Segment Open
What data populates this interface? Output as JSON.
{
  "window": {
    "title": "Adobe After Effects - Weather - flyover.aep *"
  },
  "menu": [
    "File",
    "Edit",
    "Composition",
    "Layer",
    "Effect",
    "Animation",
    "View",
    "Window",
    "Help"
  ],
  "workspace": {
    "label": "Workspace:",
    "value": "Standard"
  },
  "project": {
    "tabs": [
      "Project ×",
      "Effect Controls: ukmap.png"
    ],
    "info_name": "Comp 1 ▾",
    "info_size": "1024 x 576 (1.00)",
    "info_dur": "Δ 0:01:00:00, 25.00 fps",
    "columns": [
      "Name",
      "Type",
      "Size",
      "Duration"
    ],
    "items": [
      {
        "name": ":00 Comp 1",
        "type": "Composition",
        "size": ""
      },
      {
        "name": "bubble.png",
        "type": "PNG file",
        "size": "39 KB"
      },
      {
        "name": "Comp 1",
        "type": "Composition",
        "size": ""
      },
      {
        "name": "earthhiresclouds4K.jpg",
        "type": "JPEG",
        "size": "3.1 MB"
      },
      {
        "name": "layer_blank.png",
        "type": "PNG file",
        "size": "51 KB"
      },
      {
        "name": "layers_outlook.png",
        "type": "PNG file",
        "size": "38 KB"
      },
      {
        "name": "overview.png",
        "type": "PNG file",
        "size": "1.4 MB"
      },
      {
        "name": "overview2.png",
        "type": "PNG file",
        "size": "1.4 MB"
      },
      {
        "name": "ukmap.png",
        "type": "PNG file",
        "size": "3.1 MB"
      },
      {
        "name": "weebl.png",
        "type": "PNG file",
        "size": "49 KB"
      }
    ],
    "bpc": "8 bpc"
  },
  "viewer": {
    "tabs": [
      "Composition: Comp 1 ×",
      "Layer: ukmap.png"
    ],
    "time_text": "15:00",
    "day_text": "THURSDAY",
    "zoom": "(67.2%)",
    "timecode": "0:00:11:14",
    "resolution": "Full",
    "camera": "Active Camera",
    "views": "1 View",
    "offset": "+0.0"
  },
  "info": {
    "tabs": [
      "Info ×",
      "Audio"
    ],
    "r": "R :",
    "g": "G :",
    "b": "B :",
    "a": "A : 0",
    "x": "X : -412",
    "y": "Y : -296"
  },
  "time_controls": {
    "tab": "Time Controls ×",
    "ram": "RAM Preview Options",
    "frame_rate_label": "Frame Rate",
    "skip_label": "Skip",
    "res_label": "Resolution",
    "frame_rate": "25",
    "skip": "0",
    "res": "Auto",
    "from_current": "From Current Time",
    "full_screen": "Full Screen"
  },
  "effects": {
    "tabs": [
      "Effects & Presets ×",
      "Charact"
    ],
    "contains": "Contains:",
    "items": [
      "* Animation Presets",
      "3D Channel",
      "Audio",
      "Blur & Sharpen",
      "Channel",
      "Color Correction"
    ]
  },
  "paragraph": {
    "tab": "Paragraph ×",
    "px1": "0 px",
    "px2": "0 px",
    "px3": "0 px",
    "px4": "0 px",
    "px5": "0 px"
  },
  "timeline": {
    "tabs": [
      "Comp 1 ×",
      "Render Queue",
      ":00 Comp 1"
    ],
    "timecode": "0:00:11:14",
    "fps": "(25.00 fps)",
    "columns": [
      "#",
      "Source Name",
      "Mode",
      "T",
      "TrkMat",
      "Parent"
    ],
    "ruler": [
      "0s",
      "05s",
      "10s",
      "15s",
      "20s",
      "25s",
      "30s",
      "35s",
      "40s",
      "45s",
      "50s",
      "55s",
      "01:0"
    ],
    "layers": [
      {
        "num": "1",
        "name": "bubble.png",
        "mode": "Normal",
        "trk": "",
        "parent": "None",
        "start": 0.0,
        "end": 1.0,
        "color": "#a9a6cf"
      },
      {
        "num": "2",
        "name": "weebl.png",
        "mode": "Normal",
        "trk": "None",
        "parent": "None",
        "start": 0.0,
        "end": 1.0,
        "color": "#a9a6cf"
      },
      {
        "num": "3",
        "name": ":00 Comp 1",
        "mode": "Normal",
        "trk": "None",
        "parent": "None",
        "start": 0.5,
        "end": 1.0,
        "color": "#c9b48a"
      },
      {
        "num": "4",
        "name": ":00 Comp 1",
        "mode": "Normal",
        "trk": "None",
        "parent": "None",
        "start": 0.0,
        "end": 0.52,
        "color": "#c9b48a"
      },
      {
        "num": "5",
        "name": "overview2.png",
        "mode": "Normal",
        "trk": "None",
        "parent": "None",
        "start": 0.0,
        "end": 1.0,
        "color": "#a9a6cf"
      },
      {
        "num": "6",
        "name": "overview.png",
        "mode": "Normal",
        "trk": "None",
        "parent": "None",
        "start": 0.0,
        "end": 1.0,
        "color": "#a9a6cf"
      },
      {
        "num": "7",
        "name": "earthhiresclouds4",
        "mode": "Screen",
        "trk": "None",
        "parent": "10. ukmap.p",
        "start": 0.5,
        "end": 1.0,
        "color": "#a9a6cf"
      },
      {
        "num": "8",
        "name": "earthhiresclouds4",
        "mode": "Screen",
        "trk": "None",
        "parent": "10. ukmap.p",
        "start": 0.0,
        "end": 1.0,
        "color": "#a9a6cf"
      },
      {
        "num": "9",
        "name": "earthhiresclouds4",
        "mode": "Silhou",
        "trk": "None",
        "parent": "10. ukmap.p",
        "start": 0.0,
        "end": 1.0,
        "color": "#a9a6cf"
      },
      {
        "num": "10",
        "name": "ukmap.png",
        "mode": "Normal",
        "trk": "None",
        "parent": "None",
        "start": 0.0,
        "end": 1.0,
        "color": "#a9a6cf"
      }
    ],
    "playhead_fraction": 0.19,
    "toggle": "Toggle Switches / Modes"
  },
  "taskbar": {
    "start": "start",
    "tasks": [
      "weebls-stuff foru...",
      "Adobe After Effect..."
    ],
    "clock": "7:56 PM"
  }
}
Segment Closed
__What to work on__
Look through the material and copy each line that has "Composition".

__Finished task__
    "Composition",
        "type": "Composition",
        "type": "Composition",
      "Composition: Comp 1 ×",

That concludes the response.